Review: Artemis

Artemis
by
Andy Weir

Title:  Artemis
Author:  Andy Weir
Twitter:  AndyWeirAuthor
Published: 2017
ISBN-13: 9780553448122
Publisher: Crown Publishing
Publisher’s Blurb:
Jasmine Bashara never signed up to be a hero. She just wanted to get rich. 

“And like all good plans, it required a crazy Ukrainian guy.”  (p. 55)

This was a fun ride!  Jazz is a smuggler, moving illicit things around her home town of Artemis, a lunar based town of 2,000. It kinda pays the bills, if your idea of home is a coffin sized bunk and food is flavored algae. 

Like all good smugglers, Jazz dreams bigger.  Just one big job away from paying her debt and moving into a better compartment with better food.  But, she gets more than she bargained for when she agrees to do a little sabotage for a very wealthy patron.

At its heart, this is a caper novel.  Jazz has to enlist the help of her ex-boyfriend’s current partner, the crazy Ukrainian guy, and her devout father whose trade is welding at which, of course, Jazz has turned up her nose.

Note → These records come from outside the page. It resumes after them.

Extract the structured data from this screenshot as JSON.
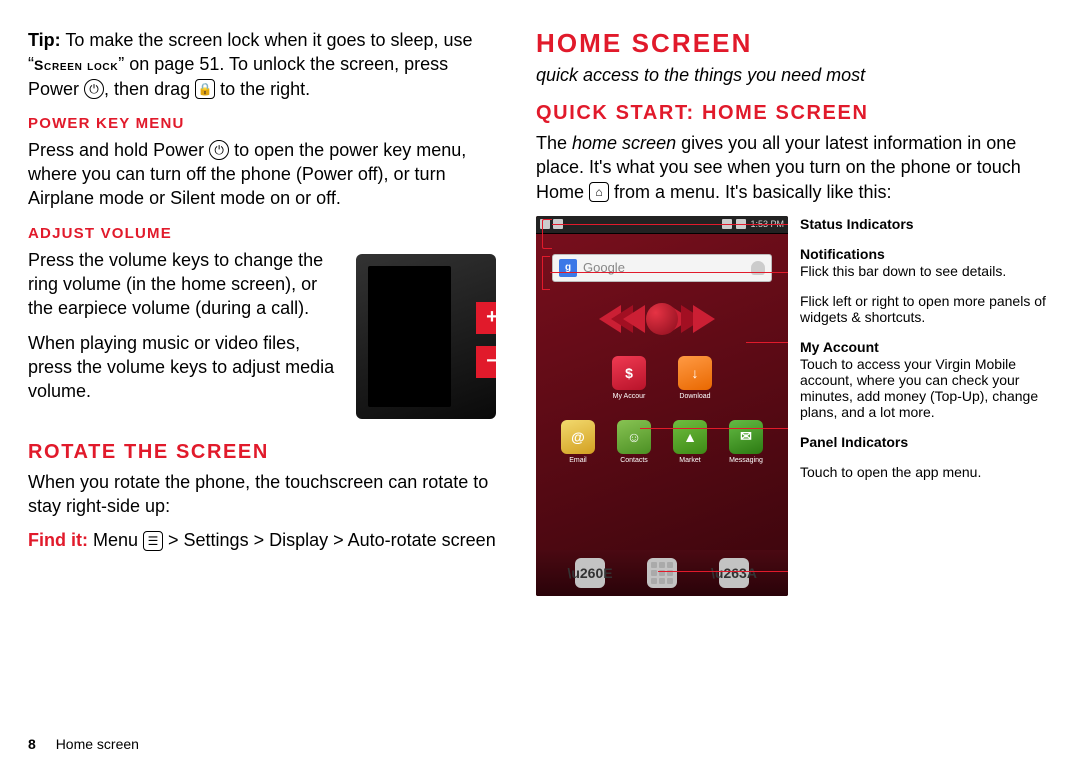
{
  "left": {
    "tip_label": "Tip:",
    "tip_text1": " To make the screen lock when it goes to sleep, use “",
    "screen_lock": "Screen lock",
    "tip_text2": "” on page 51. To unlock the screen, press Power ",
    "power_icon": "⏻",
    "tip_text3": ", then drag ",
    "lock_icon": "🔒",
    "tip_text4": " to the right.",
    "power_menu_heading": "Power key menu",
    "power_menu_text1": "Press and hold Power ",
    "power_menu_text2": " to open the power key menu, where you can turn off the phone (Power off), or turn Airplane mode or Silent mode on or off.",
    "adjust_volume_heading": "Adjust volume",
    "adjust_volume_p1": "Press the volume keys to change the ring volume (in the home screen), or the earpiece volume (during a call).",
    "adjust_volume_p2": "When playing music or video files, press the volume keys to adjust media volume.",
    "rotate_heading": "Rotate the screen",
    "rotate_p1": "When you rotate the phone, the touchscreen can rotate to stay right-side up:",
    "findit_label": "Find it:",
    "findit_text": " Menu ",
    "menu_icon": "☰",
    "findit_path": " > Settings > Display > Auto-rotate screen",
    "page_num": "8",
    "page_section": "Home screen"
  },
  "right": {
    "title": "Home screen",
    "subtitle": "quick access to the things you need most",
    "quickstart_heading": "Quick start: Home screen",
    "intro_text1": "The ",
    "intro_em": "home screen",
    "intro_text2": " gives you all your latest information in one place. It's what you see when you turn on the phone or touch Home ",
    "home_icon": "⌂",
    "intro_text3": " from a menu. It's basically like this:",
    "status_time": "1:53 PM",
    "search_placeholder": "Google",
    "apps_row1": [
      {
        "label": "My Accour",
        "class": "myacct",
        "glyph": "$"
      },
      {
        "label": "Download",
        "class": "dload",
        "glyph": "↓"
      }
    ],
    "apps_row2": [
      {
        "label": "Email",
        "class": "email",
        "glyph": "@"
      },
      {
        "label": "Contacts",
        "class": "contacts",
        "glyph": "☺"
      },
      {
        "label": "Market",
        "class": "market",
        "glyph": "▲"
      },
      {
        "label": "Messaging",
        "class": "msg",
        "glyph": "✉"
      }
    ],
    "callouts": {
      "status": {
        "title": "Status Indicators"
      },
      "notif": {
        "title": "Notifications",
        "text": "Flick this bar down to see details."
      },
      "swipe": {
        "text": "Flick left or right to open more panels of widgets & shortcuts."
      },
      "myacct": {
        "title": "My Account",
        "text": "Touch to access your Virgin Mobile account, where you can check your minutes, add money (Top-Up), change plans, and a lot more."
      },
      "panel": {
        "title": "Panel Indicators"
      },
      "appmenu": {
        "text": "Touch to open the app menu."
      }
    }
  }
}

Aretmis is not The Martian.  Those expecting that have been disappointed.  And that’s unfair to Andy Weir.  I really like that he wrote a strong, female protagonist who lives off her wits and solves the puzzle of which political faction wants to destroy her home town, all the while saving it.

Jazz is quirky.  Her relationship with her devout Muslim father is strained, he heartily disapproves of the way she chooses to live.  The crazy Ukrainian guy is an inventor and has a predictable role to play in Jazz’s life.

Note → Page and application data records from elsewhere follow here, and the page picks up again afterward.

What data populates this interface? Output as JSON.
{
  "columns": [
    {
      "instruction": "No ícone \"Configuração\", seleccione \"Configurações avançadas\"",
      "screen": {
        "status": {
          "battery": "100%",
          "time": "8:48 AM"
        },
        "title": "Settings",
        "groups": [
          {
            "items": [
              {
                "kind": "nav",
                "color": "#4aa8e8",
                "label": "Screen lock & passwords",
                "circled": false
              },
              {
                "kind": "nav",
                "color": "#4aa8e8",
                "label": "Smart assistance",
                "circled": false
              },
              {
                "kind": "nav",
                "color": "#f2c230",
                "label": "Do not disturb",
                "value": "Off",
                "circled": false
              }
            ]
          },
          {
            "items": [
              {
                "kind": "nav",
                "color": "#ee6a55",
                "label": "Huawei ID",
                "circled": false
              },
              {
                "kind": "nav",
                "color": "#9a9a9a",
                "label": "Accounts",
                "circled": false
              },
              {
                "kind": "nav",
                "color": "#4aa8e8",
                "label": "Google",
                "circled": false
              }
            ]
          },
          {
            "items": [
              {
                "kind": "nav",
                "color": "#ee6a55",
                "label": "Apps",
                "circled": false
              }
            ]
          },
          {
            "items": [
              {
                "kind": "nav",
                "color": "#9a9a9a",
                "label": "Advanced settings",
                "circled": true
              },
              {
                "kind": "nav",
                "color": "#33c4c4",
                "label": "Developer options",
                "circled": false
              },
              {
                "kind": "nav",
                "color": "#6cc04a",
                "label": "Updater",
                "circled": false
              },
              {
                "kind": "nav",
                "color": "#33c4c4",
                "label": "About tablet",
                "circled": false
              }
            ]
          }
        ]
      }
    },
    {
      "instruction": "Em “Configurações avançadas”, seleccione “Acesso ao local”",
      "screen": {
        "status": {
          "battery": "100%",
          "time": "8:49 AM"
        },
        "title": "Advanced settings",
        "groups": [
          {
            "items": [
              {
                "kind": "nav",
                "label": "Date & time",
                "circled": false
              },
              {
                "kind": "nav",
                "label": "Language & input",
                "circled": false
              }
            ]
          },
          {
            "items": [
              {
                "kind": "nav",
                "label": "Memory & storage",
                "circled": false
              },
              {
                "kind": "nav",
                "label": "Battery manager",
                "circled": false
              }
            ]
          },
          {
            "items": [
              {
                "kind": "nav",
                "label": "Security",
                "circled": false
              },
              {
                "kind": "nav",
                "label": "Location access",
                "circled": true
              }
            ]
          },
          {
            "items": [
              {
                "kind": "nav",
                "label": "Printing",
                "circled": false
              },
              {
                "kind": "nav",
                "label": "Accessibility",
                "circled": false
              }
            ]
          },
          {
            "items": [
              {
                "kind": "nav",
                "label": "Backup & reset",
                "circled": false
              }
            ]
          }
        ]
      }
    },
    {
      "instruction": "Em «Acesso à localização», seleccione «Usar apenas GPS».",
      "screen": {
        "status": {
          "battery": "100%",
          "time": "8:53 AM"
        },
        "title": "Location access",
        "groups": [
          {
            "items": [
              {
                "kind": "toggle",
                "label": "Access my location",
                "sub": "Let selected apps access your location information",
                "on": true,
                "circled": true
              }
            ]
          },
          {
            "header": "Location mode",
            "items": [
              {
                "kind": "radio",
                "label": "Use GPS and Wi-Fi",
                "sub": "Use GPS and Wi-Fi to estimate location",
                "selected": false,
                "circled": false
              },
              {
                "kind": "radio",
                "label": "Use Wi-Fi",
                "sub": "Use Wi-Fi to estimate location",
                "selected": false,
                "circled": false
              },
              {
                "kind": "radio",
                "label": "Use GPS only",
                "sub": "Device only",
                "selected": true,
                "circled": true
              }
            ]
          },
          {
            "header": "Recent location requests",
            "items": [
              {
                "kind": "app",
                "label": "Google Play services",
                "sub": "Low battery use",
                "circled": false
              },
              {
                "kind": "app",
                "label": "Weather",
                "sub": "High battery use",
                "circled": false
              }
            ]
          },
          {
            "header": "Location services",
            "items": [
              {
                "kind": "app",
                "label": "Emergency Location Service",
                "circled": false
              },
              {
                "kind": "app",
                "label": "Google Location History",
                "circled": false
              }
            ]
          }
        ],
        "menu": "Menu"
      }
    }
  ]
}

The math and science aren’t as strong in Artemis, even still I got lost in the explanations why things worked the way they did in gravity 1/6th of Earth’s.  The story itself was fairly predictable.  And yet, I still enjoyed the twists and turns and Jazz’s predictable snarky bravado.

I wanted to go to space so much, still do, as a tourist.  Space programs fascinate me and getting to be a counselor at Space Camp in Mountain View was nearly heaven for me.  Andy Weir’s homage to the Apollo program put a big goofy smile on my face.

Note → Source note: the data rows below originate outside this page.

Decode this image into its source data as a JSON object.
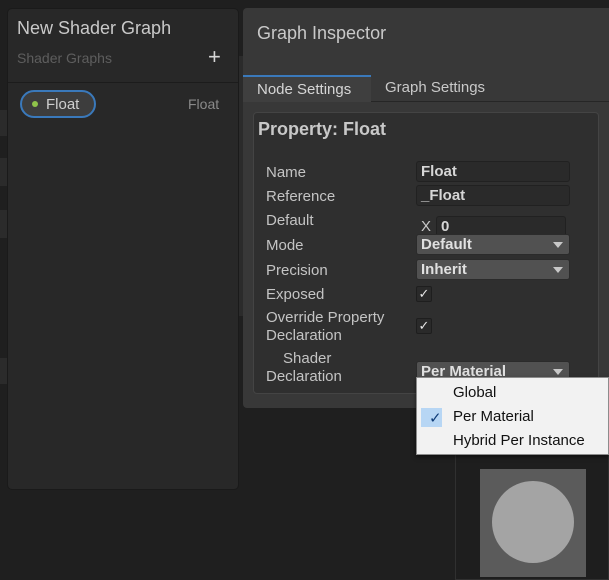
{
  "blackboard": {
    "title": "New Shader Graph",
    "subtitle": "Shader Graphs",
    "add_glyph": "+",
    "property": {
      "name": "Float",
      "type": "Float",
      "dot_color": "#8fc34a"
    }
  },
  "inspector": {
    "title": "Graph Inspector",
    "tabs": [
      "Node Settings",
      "Graph Settings"
    ],
    "active_tab": "Node Settings",
    "property_header": "Property: Float",
    "labels": {
      "name": "Name",
      "reference": "Reference",
      "default": "Default",
      "mode": "Mode",
      "precision": "Precision",
      "exposed": "Exposed",
      "override_line1": "Override Property",
      "override_line2": "Declaration",
      "shader_line1": "Shader",
      "shader_line2": "Declaration"
    },
    "values": {
      "name": "Float",
      "reference": "_Float",
      "default_axis": "X",
      "default_value": "0",
      "mode": "Default",
      "precision": "Inherit",
      "exposed": "✓",
      "override": "✓",
      "shader_declaration": "Per Material"
    }
  },
  "dropdown_menu": {
    "items": [
      "Global",
      "Per Material",
      "Hybrid Per Instance"
    ],
    "selected": "Per Material",
    "check_glyph": "✓"
  },
  "colors": {
    "accent": "#3a79bb",
    "highlight": "#b7d6f4"
  }
}
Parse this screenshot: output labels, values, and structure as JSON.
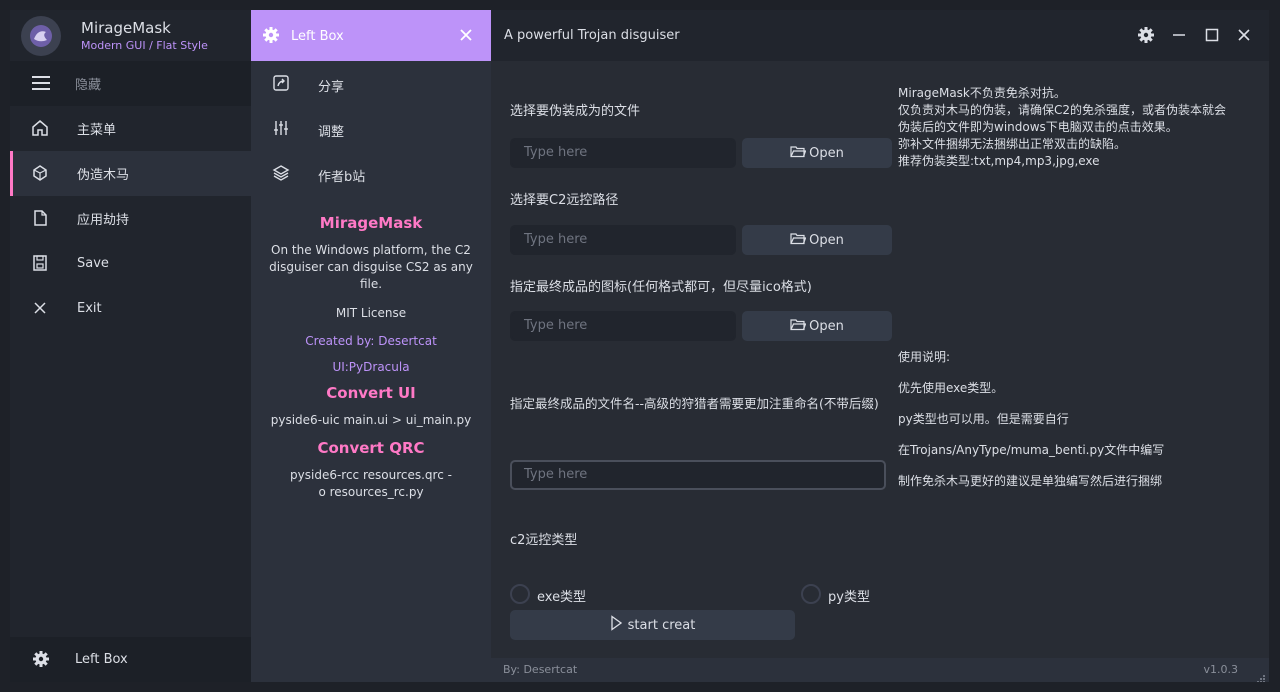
{
  "app": {
    "title": "MirageMask",
    "subtitle": "Modern GUI / Flat Style",
    "description": "A powerful Trojan disguiser"
  },
  "sidebar": {
    "toggle_label": "隐藏",
    "items": [
      {
        "label": "主菜单",
        "icon": "home-icon"
      },
      {
        "label": "伪造木马",
        "icon": "trojan-icon"
      },
      {
        "label": "应用劫持",
        "icon": "file-icon"
      },
      {
        "label": "Save",
        "icon": "save-icon"
      },
      {
        "label": "Exit",
        "icon": "close-icon"
      }
    ],
    "bottom_label": "Left Box"
  },
  "left_box": {
    "header_label": "Left Box",
    "items": [
      {
        "label": "分享",
        "icon": "share-icon"
      },
      {
        "label": "调整",
        "icon": "sliders-icon"
      },
      {
        "label": "作者b站",
        "icon": "layers-icon"
      }
    ],
    "info": {
      "heading": "MirageMask",
      "description": "On the Windows platform, the C2 disguiser can disguise CS2 as any file.",
      "license": "MIT License",
      "created_by": "Created by: Desertcat",
      "ui_credit": "UI:PyDracula",
      "convert_ui_heading": "Convert UI",
      "convert_ui_cmd": "pyside6-uic main.ui > ui_main.py",
      "convert_qrc_heading": "Convert QRC",
      "convert_qrc_cmd": "pyside6-rcc resources.qrc -o resources_rc.py"
    }
  },
  "main": {
    "field1_label": "选择要伪装成为的文件",
    "field1_placeholder": "Type here",
    "field2_label": "选择要C2远控路径",
    "field2_placeholder": "Type here",
    "field3_label": "指定最终成品的图标(任何格式都可，但尽量ico格式)",
    "field3_placeholder": "Type here",
    "field4_label": "指定最终成品的文件名--高级的狩猎者需要更加注重命名(不带后缀)",
    "field4_placeholder": "Type here",
    "open_label": "Open",
    "c2_type_label": "c2远控类型",
    "radio_exe": "exe类型",
    "radio_py": "py类型",
    "start_label": "start creat",
    "notes_top": [
      "MirageMask不负责免杀对抗。",
      "仅负责对木马的伪装，请确保C2的免杀强度，或者伪装本就会",
      "伪装后的文件即为windows下电脑双击的点击效果。",
      "弥补文件捆绑无法捆绑出正常双击的缺陷。",
      "推荐伪装类型:txt,mp4,mp3,jpg,exe"
    ],
    "notes_usage": [
      "使用说明:",
      "优先使用exe类型。",
      "py类型也可以用。但是需要自行",
      "在Trojans/AnyType/muma_benti.py文件中编写",
      "制作免杀木马更好的建议是单独编写然后进行捆绑"
    ]
  },
  "footer": {
    "credit": "By: Desertcat",
    "version": "v1.0.3"
  }
}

There’s a saying, “You can’t be what you can’t see,” and I found myself wishing there had been more protagonists like Jazz to read when I was a much, much younger bookworm.  Not being able to go to space because I was a female had become so normalized for me that it took Jazz to realize it didn’t have to be.

My prayer for girls and young women is that they find female characters who show them they can be what they want.  As uneven and predictable as Artemis can be, it’s worth reading just for character development of a smart young woman named Jazz.

New to the Stacks: Magritte, Surrealists, Feminism, Nnedi Okorafor

SFMOMA Magritte exhibit haul

The Lives of the Surrealists by Desmond Morris

 

 

 

 

 

 

 

 

 

 

Dada and Surrealism by David Hopkins

 

 

 

 

 

 

 

 

 

 

Rene Magritte: The Fifth Season

 

 

 

 

 

 

 

 

See Red Women’s Workshop
Feminist Posters 1974-1990

 

 

 

 

 

 

 

 

 

 

SFF – The Nnedi Okorafor edition

Binti: Home by Nnedi Okorafor

 

 

 

 

 

 

 

 

 

 

Akata Witch by Nnedi Okorafor